Government and State institutions such as the Zimbabwe National Army (ZNA), Central Intelligence Organisation (CIO), Zimbabwe Republic Police (ZRP), and Air Zimbabwe among others have relied on imports for their vehicle requirements.
Vice President Emmerson Mnangagwa has publicly acknowledged that government could transform the fortunes of the motor industry by acquiring vehicles from local manufacturers.
Chinamasa said the country, which has been experiencing recurrent trade deficit in the past few years, needs to have confidence in locally-made products as a way of reviving industry.
In terms of capacity, Beiqi Zimbabwe can assemble 3 000 units in the next three years while Quest can produce 500 buses and 10 000 vehicles per annum.
AVM Africa has capacity to assemble 120 buses, 50 trucks and 200 vehicles per month.
Trucks dominate the market share in Zimbabwe at 68 percent, followed by sedans at 12 percent and sports utility vehicles at 15 percent, according to a research by BAIC.
However, Chinamasa pointed out that pricing would be a major consideration, with local assemblers charging uncompetitive prices.
“We have had discussions with them and we have indicated to them that we want to restrict the importation of vehicle they assemble. But the major concern is that of pricing of the vehicles.
“We still need to iron out issues related to costing of the vehicles,” he said.
For example, the Chery QQ, which is the lowest priced vehicle at Quest Motors, costs $9 500.
Chery QQ is almost similar to a Nissan March or Toyota Duet in terms of size.
The industry, however, argues that prices would come down if their output increases.
“Our pricing is pushed upwards because we are not pushing high volumes, marketwise. We have operating costs that we need to cover and at the same time break even. So, if demand for our vehicles increases, we will be in a position to lower our prices to much more affordable rates,” Quest director, Tarik Adam, recently told the Parliamentary Portfolio Committee on Transport and Infrastructure.
Industry Minister, Mike Bimha, has previously attributed the challenges affecting local assemblers to the import of used vehicles.
Available statistics from the Zimbabwe National Statistics Agency, highlights that $250 million worth of vehicles were imported in the first half of 2016, while $452 million was spent in 2015 and $469 million in 2014.

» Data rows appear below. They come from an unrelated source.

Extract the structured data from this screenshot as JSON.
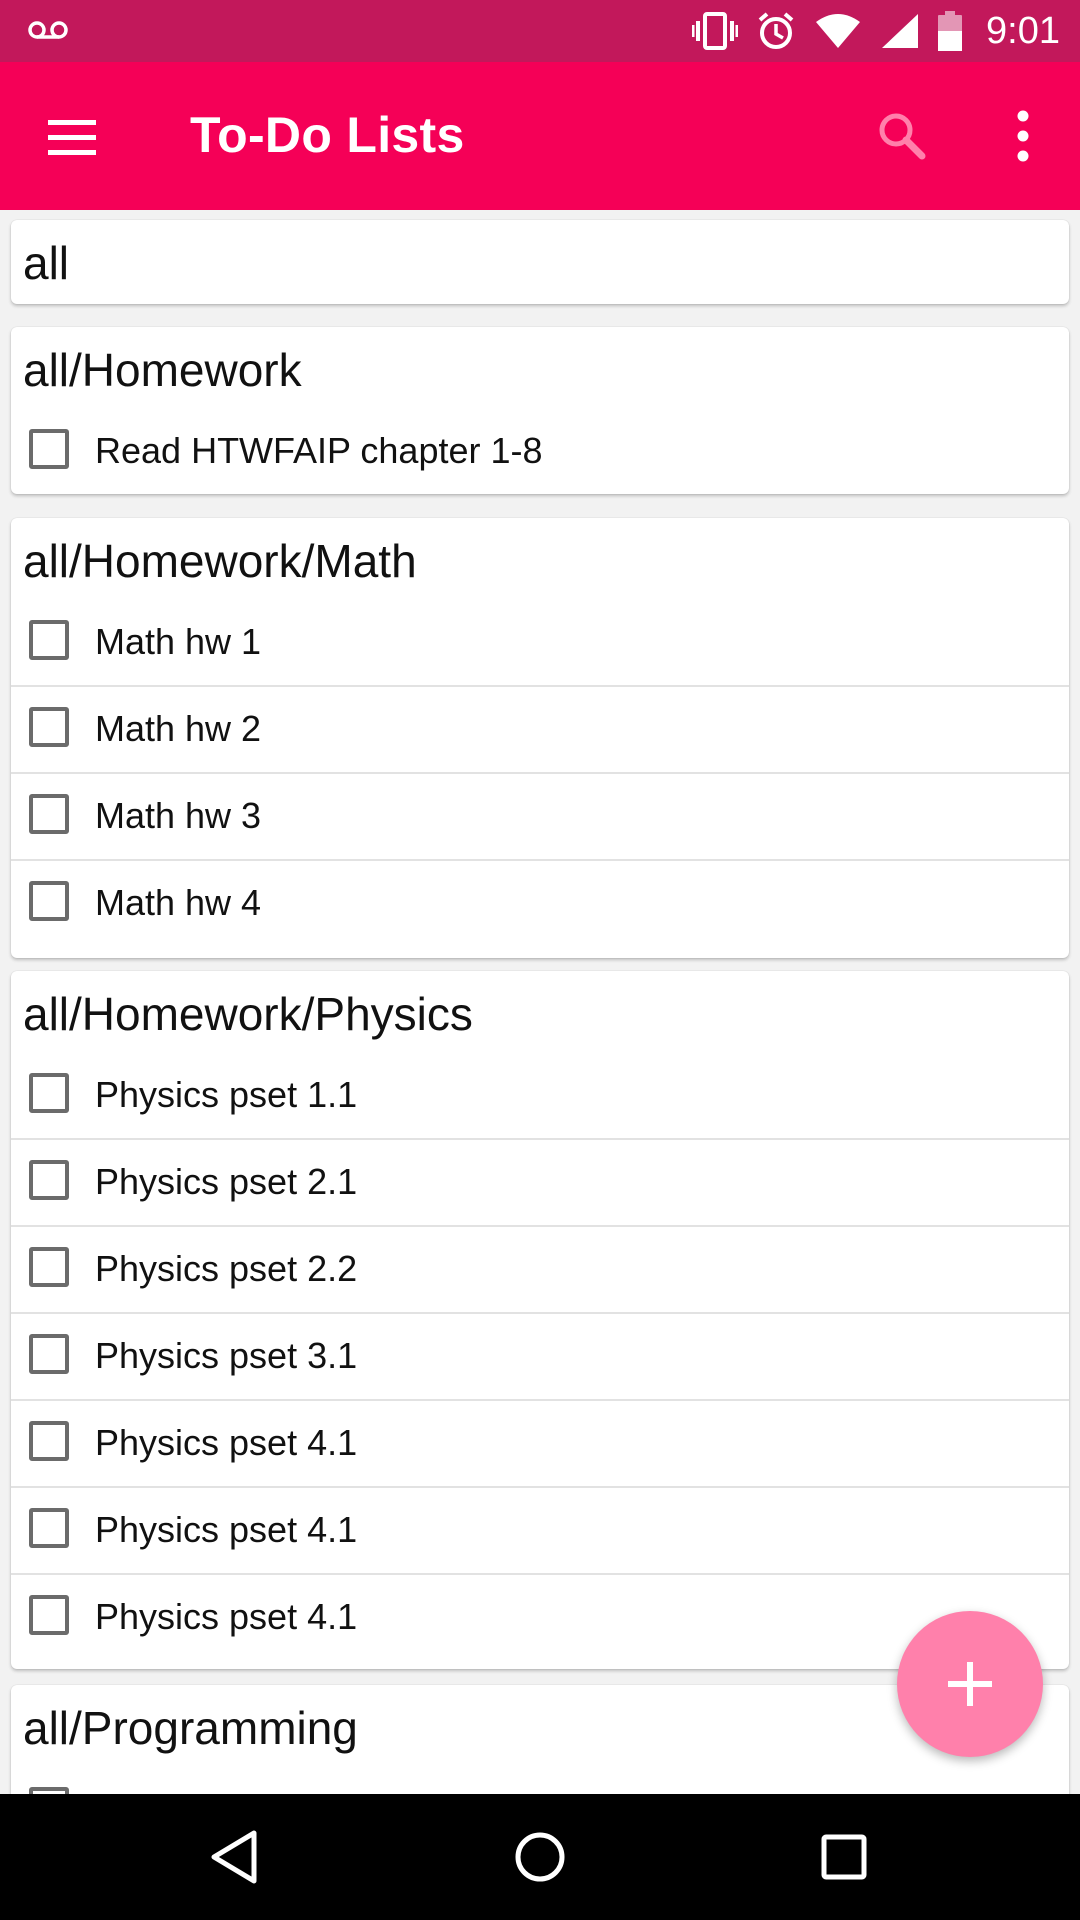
{
  "status_bar": {
    "time": "9:01",
    "icons": [
      "voicemail-icon",
      "vibrate-icon",
      "alarm-icon",
      "wifi-icon",
      "signal-icon",
      "battery-icon"
    ]
  },
  "app_bar": {
    "title": "To-Do Lists",
    "icons": [
      "menu-icon",
      "search-icon",
      "more-vert-icon"
    ]
  },
  "colors": {
    "status_bar": "#c2185b",
    "app_bar": "#f50057",
    "fab": "#ff80ab",
    "nav_bar": "#000000"
  },
  "lists": [
    {
      "title": "all",
      "items": []
    },
    {
      "title": "all/Homework",
      "items": [
        "Read HTWFAIP chapter 1-8"
      ]
    },
    {
      "title": "all/Homework/Math",
      "items": [
        "Math hw 1",
        "Math hw 2",
        "Math hw 3",
        "Math hw 4"
      ]
    },
    {
      "title": "all/Homework/Physics",
      "items": [
        "Physics pset 1.1",
        "Physics pset 2.1",
        "Physics pset 2.2",
        "Physics pset 3.1",
        "Physics pset 4.1",
        "Physics pset 4.1",
        "Physics pset 4.1"
      ]
    },
    {
      "title": "all/Programming",
      "items": [
        ""
      ]
    }
  ],
  "fab": {
    "icon": "add-icon"
  },
  "nav_bar": {
    "icons": [
      "back-icon",
      "home-icon",
      "recents-icon"
    ]
  }
}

Bimha is currently working on a Motor Vehicle Development Policy, which will prioritise the acquisition of vehicles from local assemblers.